      Oh yes, definitely. There are a lot of choices in visualization and practitioners always are trying to choose the best angle, maybe sometimes even overstating their results. I feel this is a broader problem that touches more than just visualization.

      Anyways, thanks for that overview, although I hardly use R, visualization libraries often serve an intersting purpose because they have to accomodate so many use cases.

      I know there are people who only use R for visualization. Maybe that’s why this particular article reached >10 upvotes. A few other R articles I posed were at ~3.

      One thing that (in my opinion) keeps R from being used more is its inability to return images straight to stdout. You always have to do the

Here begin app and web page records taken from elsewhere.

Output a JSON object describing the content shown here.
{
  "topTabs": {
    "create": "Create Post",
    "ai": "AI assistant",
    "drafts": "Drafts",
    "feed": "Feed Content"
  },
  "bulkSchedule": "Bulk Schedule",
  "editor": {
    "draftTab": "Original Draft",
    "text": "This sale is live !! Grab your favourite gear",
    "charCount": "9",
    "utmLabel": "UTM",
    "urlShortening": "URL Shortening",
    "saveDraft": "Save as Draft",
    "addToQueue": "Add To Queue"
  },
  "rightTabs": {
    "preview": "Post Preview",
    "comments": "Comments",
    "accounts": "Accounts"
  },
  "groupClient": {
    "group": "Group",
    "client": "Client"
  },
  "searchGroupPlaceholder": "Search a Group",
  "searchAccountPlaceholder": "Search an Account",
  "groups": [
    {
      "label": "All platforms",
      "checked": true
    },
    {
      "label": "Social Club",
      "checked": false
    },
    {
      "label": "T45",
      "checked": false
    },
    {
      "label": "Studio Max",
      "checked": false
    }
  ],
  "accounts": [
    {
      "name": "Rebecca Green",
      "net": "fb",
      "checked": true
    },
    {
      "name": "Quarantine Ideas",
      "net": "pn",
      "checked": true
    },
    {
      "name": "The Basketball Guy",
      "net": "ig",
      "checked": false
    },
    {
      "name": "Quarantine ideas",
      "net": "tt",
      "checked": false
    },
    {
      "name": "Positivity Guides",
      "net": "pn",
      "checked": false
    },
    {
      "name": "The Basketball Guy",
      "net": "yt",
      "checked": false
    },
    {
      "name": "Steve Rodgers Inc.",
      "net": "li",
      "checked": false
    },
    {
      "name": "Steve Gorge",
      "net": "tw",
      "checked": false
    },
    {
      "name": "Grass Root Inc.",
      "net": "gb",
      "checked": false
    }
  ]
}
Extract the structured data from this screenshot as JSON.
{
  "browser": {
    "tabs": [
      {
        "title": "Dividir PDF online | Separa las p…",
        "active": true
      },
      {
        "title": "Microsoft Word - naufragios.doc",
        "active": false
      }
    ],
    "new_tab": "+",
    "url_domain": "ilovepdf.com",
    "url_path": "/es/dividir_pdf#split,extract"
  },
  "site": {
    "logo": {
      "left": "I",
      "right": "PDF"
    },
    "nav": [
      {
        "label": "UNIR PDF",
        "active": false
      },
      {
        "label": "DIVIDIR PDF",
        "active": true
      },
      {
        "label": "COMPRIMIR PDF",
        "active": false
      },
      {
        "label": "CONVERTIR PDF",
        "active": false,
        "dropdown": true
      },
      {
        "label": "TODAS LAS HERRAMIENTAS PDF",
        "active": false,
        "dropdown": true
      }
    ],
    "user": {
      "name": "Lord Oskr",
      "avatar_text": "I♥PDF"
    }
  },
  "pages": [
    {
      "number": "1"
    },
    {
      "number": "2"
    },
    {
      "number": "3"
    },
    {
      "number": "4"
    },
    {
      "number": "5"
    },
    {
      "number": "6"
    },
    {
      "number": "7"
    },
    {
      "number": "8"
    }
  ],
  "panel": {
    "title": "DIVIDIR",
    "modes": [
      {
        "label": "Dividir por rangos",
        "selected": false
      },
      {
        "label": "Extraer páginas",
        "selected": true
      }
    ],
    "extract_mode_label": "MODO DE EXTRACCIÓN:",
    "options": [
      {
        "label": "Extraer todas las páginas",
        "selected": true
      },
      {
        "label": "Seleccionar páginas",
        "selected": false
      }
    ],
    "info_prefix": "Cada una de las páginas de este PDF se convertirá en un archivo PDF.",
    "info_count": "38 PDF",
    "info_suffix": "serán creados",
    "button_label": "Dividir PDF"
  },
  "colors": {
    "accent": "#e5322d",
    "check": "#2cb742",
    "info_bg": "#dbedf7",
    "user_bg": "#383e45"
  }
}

      png(filename, width, height)
      plot(...)
      dev.off()
      

      rigmarole. Which is not so convenient. I wish things like these:

      command ... | R -e "plot()" > file.png
      

      were more polished on the R’s side. In other words I think R has (had?) a potential to be the perl of graphics. But it lacks a convenient stdin/stdout.

      I have no experience with matplotlib - how does it handle these things? I know gnuplot is convenient from the command line, but never looked into it too much so not sure how powerful it is.